INFORMATION PROVIDED ▸
- - -

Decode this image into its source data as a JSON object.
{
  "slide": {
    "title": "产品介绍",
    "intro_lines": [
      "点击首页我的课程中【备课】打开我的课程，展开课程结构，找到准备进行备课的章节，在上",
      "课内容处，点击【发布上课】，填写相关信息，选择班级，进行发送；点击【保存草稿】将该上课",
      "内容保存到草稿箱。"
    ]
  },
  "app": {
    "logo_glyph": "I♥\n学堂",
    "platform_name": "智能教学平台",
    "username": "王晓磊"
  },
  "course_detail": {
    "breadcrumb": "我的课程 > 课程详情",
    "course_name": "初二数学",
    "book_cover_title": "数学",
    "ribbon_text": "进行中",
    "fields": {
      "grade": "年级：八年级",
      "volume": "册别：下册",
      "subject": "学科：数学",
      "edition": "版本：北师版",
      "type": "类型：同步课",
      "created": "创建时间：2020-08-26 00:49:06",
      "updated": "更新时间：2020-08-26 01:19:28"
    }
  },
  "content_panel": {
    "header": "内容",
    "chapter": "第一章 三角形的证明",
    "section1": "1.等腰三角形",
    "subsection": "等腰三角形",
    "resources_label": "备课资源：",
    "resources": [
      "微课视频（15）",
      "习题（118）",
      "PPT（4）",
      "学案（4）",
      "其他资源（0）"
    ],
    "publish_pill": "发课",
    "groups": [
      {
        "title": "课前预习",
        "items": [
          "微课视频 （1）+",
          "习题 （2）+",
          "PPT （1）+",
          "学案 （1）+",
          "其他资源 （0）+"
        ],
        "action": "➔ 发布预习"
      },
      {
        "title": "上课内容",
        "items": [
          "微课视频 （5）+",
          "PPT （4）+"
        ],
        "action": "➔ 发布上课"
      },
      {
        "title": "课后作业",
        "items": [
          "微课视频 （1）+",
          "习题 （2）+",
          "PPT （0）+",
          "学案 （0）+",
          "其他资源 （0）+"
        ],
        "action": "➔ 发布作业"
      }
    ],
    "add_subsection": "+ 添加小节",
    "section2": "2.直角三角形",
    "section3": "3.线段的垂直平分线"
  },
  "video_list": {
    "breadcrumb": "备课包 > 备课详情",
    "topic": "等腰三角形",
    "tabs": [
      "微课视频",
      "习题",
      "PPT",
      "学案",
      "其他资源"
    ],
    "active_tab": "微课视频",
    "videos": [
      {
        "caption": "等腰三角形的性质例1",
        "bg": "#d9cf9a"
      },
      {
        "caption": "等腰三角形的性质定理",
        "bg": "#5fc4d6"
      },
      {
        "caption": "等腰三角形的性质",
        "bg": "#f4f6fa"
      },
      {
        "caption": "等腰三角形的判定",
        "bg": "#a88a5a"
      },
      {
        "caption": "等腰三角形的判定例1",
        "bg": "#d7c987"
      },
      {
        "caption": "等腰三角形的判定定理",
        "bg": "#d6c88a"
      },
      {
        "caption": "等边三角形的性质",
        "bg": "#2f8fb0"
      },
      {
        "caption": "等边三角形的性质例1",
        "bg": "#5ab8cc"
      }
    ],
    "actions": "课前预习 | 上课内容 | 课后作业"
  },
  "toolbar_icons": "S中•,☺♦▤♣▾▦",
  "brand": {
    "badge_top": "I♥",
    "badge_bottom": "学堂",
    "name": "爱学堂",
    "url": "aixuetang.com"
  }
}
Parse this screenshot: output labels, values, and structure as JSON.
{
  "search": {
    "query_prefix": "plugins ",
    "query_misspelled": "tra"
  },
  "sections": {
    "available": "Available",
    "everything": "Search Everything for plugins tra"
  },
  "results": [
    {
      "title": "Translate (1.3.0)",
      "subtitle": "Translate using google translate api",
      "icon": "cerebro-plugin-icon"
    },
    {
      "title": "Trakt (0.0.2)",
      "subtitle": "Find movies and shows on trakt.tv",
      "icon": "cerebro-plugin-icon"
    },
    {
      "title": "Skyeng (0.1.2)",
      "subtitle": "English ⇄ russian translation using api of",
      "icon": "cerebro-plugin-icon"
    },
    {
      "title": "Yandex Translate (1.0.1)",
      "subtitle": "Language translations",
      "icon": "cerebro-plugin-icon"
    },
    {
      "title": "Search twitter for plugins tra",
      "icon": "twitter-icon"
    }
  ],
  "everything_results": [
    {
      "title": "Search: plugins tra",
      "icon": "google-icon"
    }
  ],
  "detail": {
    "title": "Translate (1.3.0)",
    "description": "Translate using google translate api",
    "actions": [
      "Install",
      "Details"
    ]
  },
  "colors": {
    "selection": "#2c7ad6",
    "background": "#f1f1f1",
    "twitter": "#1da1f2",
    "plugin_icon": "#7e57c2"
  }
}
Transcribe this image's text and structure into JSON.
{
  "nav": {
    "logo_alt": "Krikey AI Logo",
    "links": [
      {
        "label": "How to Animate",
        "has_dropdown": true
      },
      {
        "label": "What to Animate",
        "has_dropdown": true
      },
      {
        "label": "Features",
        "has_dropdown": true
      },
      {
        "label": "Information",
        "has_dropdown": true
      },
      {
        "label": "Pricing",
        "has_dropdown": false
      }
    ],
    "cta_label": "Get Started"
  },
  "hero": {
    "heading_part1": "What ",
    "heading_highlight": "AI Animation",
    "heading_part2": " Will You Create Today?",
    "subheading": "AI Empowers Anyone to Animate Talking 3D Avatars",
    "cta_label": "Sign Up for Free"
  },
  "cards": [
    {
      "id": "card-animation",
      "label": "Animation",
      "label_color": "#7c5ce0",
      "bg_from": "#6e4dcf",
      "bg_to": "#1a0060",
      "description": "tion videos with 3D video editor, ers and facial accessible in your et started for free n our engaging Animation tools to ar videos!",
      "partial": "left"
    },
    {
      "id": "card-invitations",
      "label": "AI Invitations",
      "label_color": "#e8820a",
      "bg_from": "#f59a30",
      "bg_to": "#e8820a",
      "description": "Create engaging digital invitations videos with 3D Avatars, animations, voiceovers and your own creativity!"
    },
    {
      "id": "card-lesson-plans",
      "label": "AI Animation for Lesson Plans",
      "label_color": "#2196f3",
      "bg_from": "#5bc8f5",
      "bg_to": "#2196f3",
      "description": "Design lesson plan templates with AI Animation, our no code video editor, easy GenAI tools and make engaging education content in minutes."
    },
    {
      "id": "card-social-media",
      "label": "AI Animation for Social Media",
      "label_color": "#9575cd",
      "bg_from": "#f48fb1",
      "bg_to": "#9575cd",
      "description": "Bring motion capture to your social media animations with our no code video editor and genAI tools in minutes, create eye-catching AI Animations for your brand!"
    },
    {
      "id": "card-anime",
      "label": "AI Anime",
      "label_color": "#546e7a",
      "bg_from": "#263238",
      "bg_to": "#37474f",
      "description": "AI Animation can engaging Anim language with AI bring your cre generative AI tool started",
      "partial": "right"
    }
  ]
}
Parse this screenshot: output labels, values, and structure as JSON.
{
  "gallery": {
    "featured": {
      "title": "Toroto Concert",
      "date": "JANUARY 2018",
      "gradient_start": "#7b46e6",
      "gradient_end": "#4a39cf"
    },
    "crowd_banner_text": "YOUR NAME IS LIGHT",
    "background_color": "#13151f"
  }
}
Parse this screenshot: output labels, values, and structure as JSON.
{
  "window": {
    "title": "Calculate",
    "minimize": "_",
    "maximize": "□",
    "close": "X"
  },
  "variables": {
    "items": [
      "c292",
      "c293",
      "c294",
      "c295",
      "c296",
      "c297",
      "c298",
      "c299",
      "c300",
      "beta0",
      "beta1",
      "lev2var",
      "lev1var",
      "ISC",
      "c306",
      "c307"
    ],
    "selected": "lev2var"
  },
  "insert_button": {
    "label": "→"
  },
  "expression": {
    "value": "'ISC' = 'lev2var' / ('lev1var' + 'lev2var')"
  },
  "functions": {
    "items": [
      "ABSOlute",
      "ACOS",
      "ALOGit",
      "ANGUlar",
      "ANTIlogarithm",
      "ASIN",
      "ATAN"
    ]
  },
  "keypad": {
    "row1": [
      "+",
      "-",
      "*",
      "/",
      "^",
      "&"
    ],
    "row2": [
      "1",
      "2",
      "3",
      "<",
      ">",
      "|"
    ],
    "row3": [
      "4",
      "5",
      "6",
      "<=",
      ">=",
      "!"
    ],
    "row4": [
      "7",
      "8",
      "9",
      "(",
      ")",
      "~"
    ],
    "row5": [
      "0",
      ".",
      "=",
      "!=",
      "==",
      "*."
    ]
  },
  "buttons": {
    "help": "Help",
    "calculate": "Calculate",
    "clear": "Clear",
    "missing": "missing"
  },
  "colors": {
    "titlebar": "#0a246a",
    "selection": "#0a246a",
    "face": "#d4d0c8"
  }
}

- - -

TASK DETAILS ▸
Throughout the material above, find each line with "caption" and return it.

EXERCISE ANSWER ▸
        "caption": "等腰三角形的性质例1",
        "caption": "等腰三角形的性质定理",
        "caption": "等腰三角形的性质",
        "caption": "等腰三角形的判定",
        "caption": "等腰三角形的判定例1",
        "caption": "等腰三角形的判定定理",
        "caption": "等边三角形的性质",
        "caption": "等边三角形的性质例1",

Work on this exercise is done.